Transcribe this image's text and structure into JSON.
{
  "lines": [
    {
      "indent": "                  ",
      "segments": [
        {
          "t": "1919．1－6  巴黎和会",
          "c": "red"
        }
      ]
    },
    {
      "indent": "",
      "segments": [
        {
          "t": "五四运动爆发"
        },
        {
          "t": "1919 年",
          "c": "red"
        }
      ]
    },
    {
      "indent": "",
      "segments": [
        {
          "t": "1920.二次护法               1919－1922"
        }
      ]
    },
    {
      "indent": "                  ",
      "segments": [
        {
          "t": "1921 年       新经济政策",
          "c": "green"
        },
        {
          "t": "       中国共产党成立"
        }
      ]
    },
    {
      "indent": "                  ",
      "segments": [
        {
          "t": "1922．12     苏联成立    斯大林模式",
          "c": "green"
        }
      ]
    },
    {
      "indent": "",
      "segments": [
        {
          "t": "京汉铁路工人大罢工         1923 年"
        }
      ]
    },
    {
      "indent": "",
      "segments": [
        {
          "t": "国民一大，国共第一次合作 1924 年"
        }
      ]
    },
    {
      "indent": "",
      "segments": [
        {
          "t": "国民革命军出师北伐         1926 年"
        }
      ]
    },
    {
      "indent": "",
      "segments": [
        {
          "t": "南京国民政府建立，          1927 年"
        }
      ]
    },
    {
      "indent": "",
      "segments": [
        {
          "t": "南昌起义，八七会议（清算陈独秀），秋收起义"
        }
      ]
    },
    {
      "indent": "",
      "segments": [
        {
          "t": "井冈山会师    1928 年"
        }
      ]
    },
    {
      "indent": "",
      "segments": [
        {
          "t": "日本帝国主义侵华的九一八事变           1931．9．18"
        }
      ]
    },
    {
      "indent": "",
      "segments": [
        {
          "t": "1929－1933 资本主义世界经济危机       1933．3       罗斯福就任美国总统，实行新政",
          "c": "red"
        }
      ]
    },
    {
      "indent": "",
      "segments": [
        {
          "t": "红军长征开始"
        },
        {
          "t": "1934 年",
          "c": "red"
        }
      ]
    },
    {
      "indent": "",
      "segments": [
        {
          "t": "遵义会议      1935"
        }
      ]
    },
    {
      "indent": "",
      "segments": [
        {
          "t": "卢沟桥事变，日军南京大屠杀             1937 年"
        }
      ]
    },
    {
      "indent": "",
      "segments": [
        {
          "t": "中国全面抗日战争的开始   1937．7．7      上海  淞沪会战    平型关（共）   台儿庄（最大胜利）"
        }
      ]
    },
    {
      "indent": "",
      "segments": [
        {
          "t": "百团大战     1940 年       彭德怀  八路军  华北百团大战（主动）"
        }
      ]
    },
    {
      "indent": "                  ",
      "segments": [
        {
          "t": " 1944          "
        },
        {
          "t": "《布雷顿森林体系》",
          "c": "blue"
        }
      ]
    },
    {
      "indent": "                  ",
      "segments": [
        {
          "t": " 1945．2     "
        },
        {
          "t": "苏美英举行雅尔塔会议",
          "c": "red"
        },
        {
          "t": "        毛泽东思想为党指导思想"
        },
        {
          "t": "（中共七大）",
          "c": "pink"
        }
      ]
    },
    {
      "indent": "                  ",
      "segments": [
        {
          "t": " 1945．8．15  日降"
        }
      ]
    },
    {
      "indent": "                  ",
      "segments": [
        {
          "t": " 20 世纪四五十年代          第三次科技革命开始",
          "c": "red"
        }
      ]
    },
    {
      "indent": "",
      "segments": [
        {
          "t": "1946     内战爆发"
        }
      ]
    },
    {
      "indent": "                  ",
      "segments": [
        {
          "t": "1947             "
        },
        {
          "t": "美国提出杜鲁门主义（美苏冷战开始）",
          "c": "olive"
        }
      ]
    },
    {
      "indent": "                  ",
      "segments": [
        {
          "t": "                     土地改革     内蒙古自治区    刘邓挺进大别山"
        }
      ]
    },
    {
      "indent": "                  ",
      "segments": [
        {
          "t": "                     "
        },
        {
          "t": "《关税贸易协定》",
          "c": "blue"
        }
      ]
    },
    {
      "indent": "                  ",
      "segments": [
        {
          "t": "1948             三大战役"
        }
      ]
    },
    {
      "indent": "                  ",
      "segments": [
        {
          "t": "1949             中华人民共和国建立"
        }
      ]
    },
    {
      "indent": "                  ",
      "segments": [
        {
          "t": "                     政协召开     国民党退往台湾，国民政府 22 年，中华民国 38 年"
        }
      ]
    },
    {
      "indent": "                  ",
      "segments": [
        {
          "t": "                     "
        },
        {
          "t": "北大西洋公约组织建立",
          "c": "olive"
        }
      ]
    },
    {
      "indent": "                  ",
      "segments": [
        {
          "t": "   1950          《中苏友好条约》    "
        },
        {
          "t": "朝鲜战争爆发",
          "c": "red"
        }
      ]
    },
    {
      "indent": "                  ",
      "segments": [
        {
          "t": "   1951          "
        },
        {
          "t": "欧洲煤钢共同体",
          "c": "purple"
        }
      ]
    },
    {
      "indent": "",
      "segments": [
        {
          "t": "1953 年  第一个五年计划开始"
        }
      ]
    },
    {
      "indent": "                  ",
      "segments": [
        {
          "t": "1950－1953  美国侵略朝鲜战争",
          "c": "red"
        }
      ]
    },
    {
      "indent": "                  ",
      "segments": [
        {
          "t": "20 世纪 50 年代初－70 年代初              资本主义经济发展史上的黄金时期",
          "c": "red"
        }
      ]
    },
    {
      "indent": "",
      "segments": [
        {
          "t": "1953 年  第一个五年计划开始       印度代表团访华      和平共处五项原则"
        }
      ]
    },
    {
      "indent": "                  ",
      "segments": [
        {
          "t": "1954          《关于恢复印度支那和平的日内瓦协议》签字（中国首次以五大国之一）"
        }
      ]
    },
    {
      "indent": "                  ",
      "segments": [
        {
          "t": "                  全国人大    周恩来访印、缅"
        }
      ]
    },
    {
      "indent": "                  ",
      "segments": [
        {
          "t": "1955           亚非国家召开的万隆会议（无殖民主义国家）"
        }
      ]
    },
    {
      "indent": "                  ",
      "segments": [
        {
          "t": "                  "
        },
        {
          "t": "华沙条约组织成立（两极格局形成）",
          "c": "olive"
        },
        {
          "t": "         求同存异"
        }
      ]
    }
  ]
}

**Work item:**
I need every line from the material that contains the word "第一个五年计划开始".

**Result:**
          "t": "1953 年  第一个五年计划开始"
          "t": "1953 年  第一个五年计划开始       印度代表团访华      和平共处五项原则"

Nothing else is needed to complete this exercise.